But at the same time it is not something that you necessarily have to do. It is like the growth of soccer in both your country and mine. Twenty years ago it would seem impossible for the U.S. to win the World Cup. Twenty years from now it seems like it could happen.
“There is no question about it. Every sport wants to convince youngsters that their sport is the best.”
But everything starts at the grass root level. How many young kids in the States looked at the ’80 Olympic team and said I want to be the next Neal Broten, or Jim Craig or Mike Eruzione? And how many young girls a decade ago wanted to be Cammi Granato? Winning is that toxin that just makes everyone want to go the next level.
“Youngsters definitely emulate their role models. One thing that we have to work on is getting more minority participation in hockey. I know we have made strides in those regards, but we need to reach out to those communities with more participation in ice hockey”
Does the U.S. Hockey Hall of Fame have a working relationship with the Hockey Hall of Fame in Toronto?
“We don’t really have a great deal of interaction with the Hall of Fame in Toronto, but we do have a wonderful relationship. Certainly we have great respect for the Hall in Toronto. It is an outstanding tribute to our sport, but we are not competitors. We are two different entities. We are supportive of them and they are supportive of us.”
Where do you see the U.S. Hockey Hall of Fame in twenty years?
“You look at different Halls of Fames; the International Ice Hockey Federation has a Hall of Fame, but not a physical structure where people and come and celebrate and remember. Next month we are going to start a new exhibit on the WHA. They (the WHA) have a Hall of Fame, but they don’t have an actual building. We feel that the WHA helped get a lot of Americans exposure to hockey and helped a lot of American players and coaches start their career. We want to do that for them.”

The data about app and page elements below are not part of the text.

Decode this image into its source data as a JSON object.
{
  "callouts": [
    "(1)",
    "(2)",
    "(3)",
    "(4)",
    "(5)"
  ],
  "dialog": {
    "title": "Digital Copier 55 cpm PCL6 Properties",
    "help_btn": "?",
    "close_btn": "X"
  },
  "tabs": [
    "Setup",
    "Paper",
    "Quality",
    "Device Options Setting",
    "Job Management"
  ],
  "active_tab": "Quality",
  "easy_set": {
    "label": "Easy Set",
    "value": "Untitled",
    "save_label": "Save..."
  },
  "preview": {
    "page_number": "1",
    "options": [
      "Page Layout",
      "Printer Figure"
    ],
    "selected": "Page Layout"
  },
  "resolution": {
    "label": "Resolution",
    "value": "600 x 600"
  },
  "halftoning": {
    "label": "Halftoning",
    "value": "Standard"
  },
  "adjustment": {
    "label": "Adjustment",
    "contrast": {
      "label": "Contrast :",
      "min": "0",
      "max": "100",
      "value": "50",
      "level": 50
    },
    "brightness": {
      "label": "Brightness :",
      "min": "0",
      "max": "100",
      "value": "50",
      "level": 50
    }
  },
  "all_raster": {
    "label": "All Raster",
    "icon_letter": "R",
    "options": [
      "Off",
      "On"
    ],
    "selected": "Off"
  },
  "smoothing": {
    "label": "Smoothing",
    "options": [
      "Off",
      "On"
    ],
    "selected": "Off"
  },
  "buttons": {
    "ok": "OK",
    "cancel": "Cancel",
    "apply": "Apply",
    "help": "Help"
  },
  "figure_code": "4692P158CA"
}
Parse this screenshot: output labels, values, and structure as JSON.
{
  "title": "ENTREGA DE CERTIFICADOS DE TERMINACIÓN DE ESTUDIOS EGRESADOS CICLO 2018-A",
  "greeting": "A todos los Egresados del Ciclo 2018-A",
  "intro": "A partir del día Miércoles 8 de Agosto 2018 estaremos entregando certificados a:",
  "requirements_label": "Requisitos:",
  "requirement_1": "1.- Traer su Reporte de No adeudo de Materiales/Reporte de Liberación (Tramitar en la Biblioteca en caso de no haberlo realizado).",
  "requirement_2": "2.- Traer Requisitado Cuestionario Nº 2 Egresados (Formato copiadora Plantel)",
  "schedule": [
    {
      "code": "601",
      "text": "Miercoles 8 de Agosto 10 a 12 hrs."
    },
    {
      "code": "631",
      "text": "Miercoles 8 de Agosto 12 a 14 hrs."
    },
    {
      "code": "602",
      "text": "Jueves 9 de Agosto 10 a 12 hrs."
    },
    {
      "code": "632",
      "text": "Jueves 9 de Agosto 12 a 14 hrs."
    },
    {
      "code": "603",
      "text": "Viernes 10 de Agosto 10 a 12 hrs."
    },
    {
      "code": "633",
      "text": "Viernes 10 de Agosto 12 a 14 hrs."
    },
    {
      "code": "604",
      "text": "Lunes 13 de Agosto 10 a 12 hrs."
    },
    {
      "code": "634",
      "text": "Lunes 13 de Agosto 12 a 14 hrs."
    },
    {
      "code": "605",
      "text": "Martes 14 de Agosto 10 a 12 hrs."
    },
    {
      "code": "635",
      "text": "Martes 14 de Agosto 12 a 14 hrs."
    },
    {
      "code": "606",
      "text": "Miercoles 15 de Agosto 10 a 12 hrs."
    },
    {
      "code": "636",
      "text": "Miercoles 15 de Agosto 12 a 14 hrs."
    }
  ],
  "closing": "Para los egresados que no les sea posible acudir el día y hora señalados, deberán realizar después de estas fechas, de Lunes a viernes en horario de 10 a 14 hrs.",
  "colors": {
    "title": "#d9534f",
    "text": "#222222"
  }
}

I would go there just to see the old jerseys!
“We have one coming in from the Minnesota Fighting Saints. We will have about four different ones coming in our display. I think also you don’t want to induct someone into the Hall and then forget about them. We want to pay forever a tribute to those who have contributed to American hockey and we want the people to enjoy the history and remember the people and celebrate the heritage that is American Hockey.